→ **Data provided**
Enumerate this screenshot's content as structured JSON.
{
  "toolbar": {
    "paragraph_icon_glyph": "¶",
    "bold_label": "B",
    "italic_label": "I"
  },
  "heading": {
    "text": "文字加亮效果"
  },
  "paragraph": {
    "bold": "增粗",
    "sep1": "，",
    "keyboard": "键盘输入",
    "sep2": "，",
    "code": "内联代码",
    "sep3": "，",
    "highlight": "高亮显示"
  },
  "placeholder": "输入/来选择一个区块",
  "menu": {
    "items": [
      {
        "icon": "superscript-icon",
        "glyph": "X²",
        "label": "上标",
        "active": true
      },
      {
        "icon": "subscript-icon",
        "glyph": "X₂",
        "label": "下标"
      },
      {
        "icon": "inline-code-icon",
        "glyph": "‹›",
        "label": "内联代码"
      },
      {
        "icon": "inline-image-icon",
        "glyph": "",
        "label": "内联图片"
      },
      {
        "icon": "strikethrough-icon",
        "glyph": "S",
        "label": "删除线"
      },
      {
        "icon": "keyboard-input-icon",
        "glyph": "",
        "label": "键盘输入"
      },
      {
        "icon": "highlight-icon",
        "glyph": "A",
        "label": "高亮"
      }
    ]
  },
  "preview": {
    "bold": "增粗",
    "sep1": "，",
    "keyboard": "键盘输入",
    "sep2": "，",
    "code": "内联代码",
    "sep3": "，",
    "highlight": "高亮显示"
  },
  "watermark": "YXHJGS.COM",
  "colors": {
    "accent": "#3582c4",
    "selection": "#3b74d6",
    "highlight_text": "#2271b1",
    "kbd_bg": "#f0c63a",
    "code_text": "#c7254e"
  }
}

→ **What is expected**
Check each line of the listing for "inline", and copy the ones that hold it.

→ **Result of this exercise**
        "icon": "inline-code-icon",
        "icon": "inline-image-icon",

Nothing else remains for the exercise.